Brain and Behavior Institute
- B.S. 1984 Nanjing Agricultural University, P. R. China
- M.S. 1987 Nanjing Agricultural University, P. R. China
- Ph.D. 1998 Shanghai Institute of Entomology, P. R. China
- Fundamental molecular mechanisms that guide the formation and maintenance of the nervous system using the fruit fly
- Manipulation of gene expression in a single neuron or a subset of neurons within the developing brain
- Examination of neuronal morphology at certain developmental stages
The nervous system is extremely complex and accurate. Generation of this complicated network involves many biological events, such as cell proliferation, cell degeneration, cell differentiation, neuron remodeling, axon guidance, axon bifurcation, axon extension, synapse formation and plasticity. Our lab seeks to understand the fundamental molecular mechanisms that guide the formation and maintenance of the nervous system using the fruit fly, Drosophila melanogaster, as a model system.
Many genes controlling neuronal development are essential genes. We use the genetic technique called MARCM (Mosaic Analysis with a Repressive Cell Marker) (Lee and Luo, 1999) to manipulate gene expression in a single neuron or a subset of neurons within the developing brains and to examine neuronal morphology at certain developmental stages.
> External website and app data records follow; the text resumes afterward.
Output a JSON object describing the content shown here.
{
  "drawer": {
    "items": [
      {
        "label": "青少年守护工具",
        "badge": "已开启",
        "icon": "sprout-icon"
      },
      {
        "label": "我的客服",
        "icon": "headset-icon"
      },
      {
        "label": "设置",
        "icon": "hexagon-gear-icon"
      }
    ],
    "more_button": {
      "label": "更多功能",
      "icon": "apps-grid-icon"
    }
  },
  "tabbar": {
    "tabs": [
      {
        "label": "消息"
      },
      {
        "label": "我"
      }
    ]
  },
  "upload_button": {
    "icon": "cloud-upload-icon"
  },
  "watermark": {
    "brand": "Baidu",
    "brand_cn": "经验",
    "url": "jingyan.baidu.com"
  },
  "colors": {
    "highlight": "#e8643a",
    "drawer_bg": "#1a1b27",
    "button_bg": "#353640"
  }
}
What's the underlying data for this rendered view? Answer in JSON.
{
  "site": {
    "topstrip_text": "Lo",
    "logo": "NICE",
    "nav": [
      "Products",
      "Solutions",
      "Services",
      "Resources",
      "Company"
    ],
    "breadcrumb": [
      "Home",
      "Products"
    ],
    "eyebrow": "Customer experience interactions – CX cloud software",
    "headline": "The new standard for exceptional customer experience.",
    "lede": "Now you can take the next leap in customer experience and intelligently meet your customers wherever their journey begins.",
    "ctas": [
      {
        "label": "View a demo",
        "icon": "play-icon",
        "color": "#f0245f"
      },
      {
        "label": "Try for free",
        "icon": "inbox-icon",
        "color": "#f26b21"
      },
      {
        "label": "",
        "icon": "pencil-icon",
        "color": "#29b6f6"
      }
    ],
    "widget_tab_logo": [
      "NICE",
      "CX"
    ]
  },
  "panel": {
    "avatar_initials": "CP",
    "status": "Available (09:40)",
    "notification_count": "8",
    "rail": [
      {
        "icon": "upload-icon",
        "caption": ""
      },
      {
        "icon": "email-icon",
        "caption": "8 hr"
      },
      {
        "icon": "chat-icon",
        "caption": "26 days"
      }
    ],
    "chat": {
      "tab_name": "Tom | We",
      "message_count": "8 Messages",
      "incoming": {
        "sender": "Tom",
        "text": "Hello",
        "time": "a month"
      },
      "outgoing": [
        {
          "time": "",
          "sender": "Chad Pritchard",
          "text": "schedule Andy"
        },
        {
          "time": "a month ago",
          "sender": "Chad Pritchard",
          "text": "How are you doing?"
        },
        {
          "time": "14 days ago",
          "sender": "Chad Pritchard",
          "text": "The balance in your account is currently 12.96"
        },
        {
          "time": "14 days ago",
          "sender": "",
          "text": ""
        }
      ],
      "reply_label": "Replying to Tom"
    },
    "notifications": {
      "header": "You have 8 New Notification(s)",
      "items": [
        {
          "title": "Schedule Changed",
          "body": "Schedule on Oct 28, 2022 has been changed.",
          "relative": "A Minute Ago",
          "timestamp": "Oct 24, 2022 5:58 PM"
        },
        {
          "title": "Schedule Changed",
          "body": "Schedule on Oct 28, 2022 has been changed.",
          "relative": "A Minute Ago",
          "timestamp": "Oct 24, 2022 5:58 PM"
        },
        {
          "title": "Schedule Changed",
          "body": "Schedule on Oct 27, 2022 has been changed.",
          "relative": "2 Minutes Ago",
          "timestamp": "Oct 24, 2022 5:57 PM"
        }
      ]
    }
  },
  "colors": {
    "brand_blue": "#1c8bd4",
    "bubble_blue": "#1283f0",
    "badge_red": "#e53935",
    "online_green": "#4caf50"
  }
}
Currently, two projects are actively ongoing in the lab. The first project is to study the functions and signaling pathways of Drosophila Dscam (Down Syndrome Cell Adhesion Molecule). Down Syndrome (DS) is the most frequent mental retardation disease caused by a genetic disorder in humans. It occurs in about 1 out of 800 live births among all races and economic groups. Human DSCAM is strongly suggested to be involved in the pathogenesis of DS, and our early studies indicated that Drosophila Dscam, a homologue of human DSCAM, is required for normal axon branching and guidance. Surprisingly, Drosophila Dcsam gene potentially encodes more than 150,000 distinct cell adhesion molecules through mRNA alternative splicing. We are also interested in understanding the biological significance of this tremendous molecular diversity. The second project is to continue the systemic, genome-wide mosaic screens for genes underlying different aspects of neuronal development.